Grumete wrote (01/26/03):
"Great place!. Althoug it looks like Modula-2 is out of mood, there is many people using it yet. Many thanks for the site.
I only miss some advice to debug applications under DOS with either the FST or the GPM compilers.
Keep up the good work!"
Wade wrote (12/20/02):
"Wonderful site. M2 was my favorite programming language in my DOS days and CPM before that. Would love to have a nice M2 compiler with a nice IDE that could produce Windows-ware without too much pain. (Something similar to Delphi or VB?)"
C Fostre wrote (11/27/02):
"Nice site , thanks."
Genny Robic / Montreal, Canada wrote (07/22/02):
"Yes, Thank You. Found a lot of useful information! Will use it again for sure."
John Craig / USA, Utah wrote (08/21/02):
"Used to work for a company which had a very large app all done in Modula-2 (a major library automation system). Over the years other languages got used to implement web front-ends and now the main client code is being switched over to C++, but they gave me the boot last fall so I don't have to deal with that messiness.
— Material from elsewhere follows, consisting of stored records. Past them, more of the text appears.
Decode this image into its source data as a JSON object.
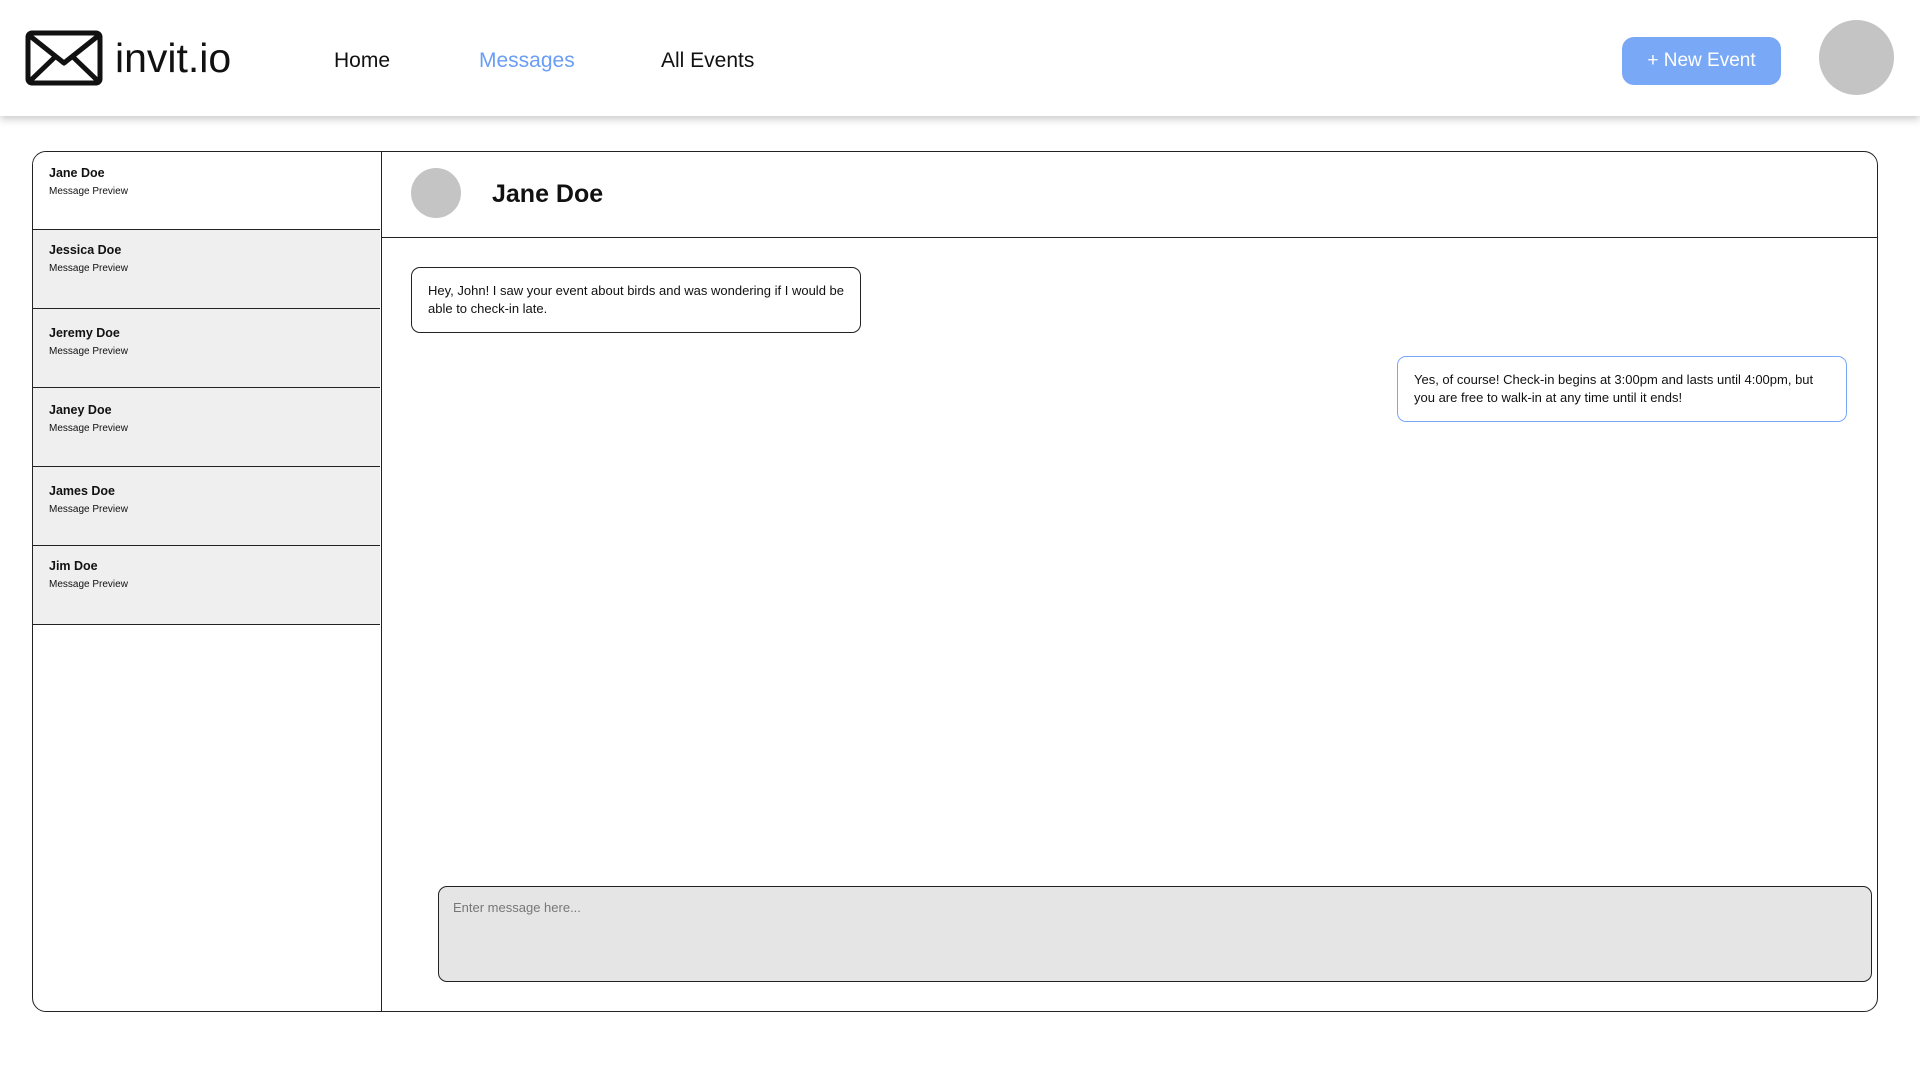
{
  "app": {
    "brand": "invit.io"
  },
  "nav": {
    "home": "Home",
    "messages": "Messages",
    "all_events": "All Events",
    "active": "messages"
  },
  "actions": {
    "new_event": "+ New Event"
  },
  "colors": {
    "accent": "#79a8f7",
    "nav_active": "#6a9df5",
    "avatar": "#c4c4c4",
    "list_item_bg": "#efefef",
    "input_bg": "#e5e5e5"
  },
  "conversations": [
    {
      "name": "Jane Doe",
      "preview": "Message Preview",
      "selected": true
    },
    {
      "name": "Jessica Doe",
      "preview": "Message Preview",
      "selected": false
    },
    {
      "name": "Jeremy Doe",
      "preview": "Message Preview",
      "selected": false
    },
    {
      "name": "Janey Doe",
      "preview": "Message Preview",
      "selected": false
    },
    {
      "name": "James Doe",
      "preview": "Message Preview",
      "selected": false
    },
    {
      "name": "Jim Doe",
      "preview": "Message Preview",
      "selected": false
    }
  ],
  "chat": {
    "contact_name": "Jane Doe",
    "messages": [
      {
        "direction": "incoming",
        "text": "Hey, John! I saw your event about birds and was wondering if I would be able to check-in late."
      },
      {
        "direction": "outgoing",
        "text": "Yes, of course! Check-in begins at 3:00pm and lasts until 4:00pm, but you are free to walk-in at any time until it ends!"
      }
    ],
    "input_placeholder": "Enter message here..."
  }
}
I do a lot of work in Java now but I have an opportunity to do some work in Modula-2, and I'm going to jump at it.
Nice site. Keep up the good work!"
Parviz / Germany wrote (08/09/02):
"Your web site was very helpful for me. Thanks a lot."
Ken King / USA, Alabama wrote (07/22/02):
"Was very please to find your website.In the late 80's and early 90's I founded a small control's company in the wood products industry. Modula-2 was and is my language of choice. I have programmed in "C","Delphi" and "Java" and still had rather use Modula-2 for real-time control applications. At any rate, just glad to see other folks interested in Modula-2 too."
Ulrich / Switzerland wrote (06/09/02):
"Great idea. I don't understand why there is a problem in having CGIs written in Modula-2. CGIs are inherently PL independent."
Lagger / Russia wrote (05/21/02):
"It's just great. At last somebody else interested in so fine a language. Moreover, trying to not let it down. I'm sincerely moved. You and your site pushed me to take up with progamming again. It was 10 long years of waiting. Good luck!"